● **TASK OBJECTIVE**:
Each line containing the string "กระแส" should be copied out of the entries.

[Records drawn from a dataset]
=-=-=-=-=

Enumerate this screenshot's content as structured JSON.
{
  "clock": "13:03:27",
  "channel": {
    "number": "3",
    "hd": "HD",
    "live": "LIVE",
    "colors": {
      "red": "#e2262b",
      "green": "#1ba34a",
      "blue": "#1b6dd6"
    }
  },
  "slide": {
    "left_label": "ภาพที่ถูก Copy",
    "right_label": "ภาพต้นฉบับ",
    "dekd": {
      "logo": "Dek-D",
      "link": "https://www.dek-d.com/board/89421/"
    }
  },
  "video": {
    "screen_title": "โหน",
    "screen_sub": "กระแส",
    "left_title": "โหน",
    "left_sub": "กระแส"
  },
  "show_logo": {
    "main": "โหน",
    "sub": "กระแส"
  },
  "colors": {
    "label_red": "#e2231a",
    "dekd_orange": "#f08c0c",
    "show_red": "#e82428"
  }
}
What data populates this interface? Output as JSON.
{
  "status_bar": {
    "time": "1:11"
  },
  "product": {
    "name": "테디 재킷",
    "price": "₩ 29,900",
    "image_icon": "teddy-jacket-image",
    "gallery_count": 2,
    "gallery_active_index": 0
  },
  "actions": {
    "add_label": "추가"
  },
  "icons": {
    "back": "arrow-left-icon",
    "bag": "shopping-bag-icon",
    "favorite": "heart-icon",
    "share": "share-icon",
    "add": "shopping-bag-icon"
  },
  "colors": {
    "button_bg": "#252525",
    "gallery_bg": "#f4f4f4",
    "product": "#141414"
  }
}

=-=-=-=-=

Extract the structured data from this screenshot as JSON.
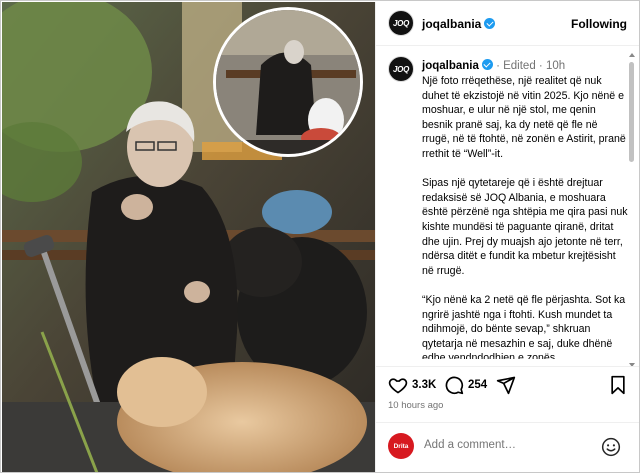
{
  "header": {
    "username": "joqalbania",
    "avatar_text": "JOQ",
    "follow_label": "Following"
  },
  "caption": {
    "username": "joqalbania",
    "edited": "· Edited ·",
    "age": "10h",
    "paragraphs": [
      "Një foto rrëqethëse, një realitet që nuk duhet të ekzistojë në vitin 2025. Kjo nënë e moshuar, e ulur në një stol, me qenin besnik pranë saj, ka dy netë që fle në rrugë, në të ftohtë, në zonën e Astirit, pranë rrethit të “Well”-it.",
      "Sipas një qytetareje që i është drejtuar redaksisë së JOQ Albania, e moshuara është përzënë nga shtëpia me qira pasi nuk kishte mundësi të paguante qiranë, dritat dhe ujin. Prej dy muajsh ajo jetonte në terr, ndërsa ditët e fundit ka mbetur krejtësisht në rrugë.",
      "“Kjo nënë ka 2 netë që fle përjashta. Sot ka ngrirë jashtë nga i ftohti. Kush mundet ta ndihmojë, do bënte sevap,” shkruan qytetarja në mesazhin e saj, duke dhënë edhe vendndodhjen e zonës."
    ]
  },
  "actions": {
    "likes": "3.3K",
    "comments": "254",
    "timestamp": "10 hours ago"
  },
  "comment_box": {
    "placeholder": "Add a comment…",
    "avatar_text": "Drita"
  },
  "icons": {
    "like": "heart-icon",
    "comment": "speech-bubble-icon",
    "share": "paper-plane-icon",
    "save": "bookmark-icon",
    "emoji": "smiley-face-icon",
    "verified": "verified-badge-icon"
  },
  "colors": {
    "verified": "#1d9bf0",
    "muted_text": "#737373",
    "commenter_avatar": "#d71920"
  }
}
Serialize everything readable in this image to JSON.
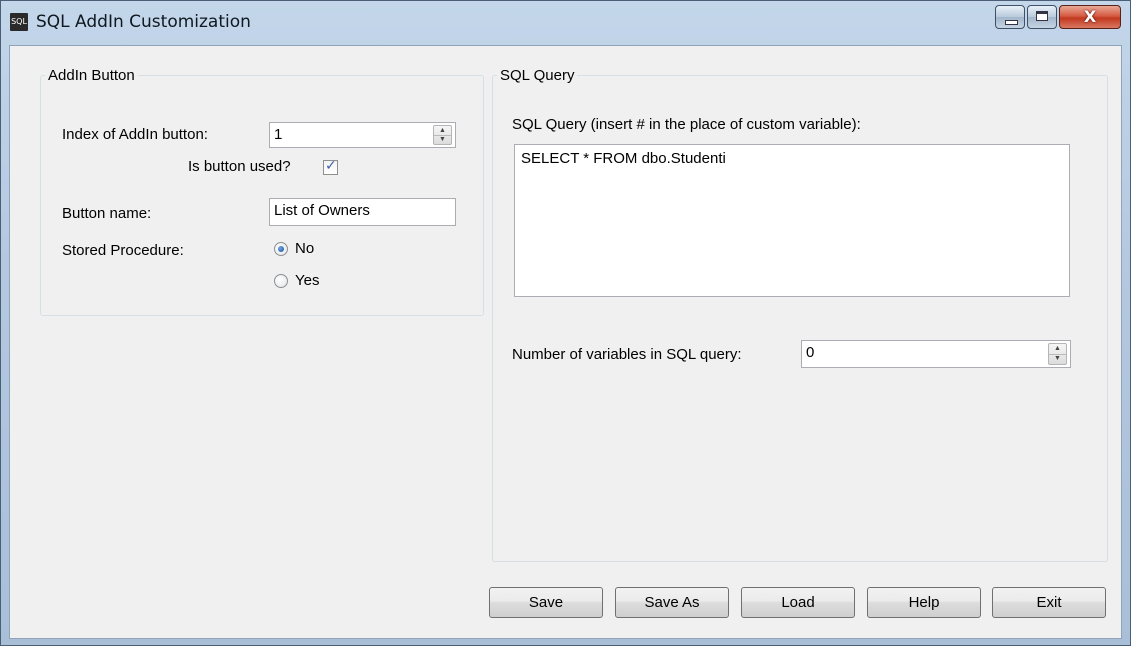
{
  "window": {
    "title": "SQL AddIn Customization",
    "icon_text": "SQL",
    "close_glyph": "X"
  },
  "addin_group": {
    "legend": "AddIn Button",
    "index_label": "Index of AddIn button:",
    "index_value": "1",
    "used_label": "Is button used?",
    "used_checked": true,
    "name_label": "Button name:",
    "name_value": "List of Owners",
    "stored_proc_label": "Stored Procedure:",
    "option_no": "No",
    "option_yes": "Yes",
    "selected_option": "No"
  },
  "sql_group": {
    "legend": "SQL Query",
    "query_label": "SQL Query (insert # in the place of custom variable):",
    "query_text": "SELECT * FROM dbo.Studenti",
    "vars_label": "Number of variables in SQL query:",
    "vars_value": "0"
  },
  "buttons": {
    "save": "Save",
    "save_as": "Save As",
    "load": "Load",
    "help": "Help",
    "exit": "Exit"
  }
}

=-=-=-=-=

● **PROBLEM SOLUTION**:
    "screen_sub": "กระแส",
    "left_sub": "กระแส"
    "sub": "กระแส"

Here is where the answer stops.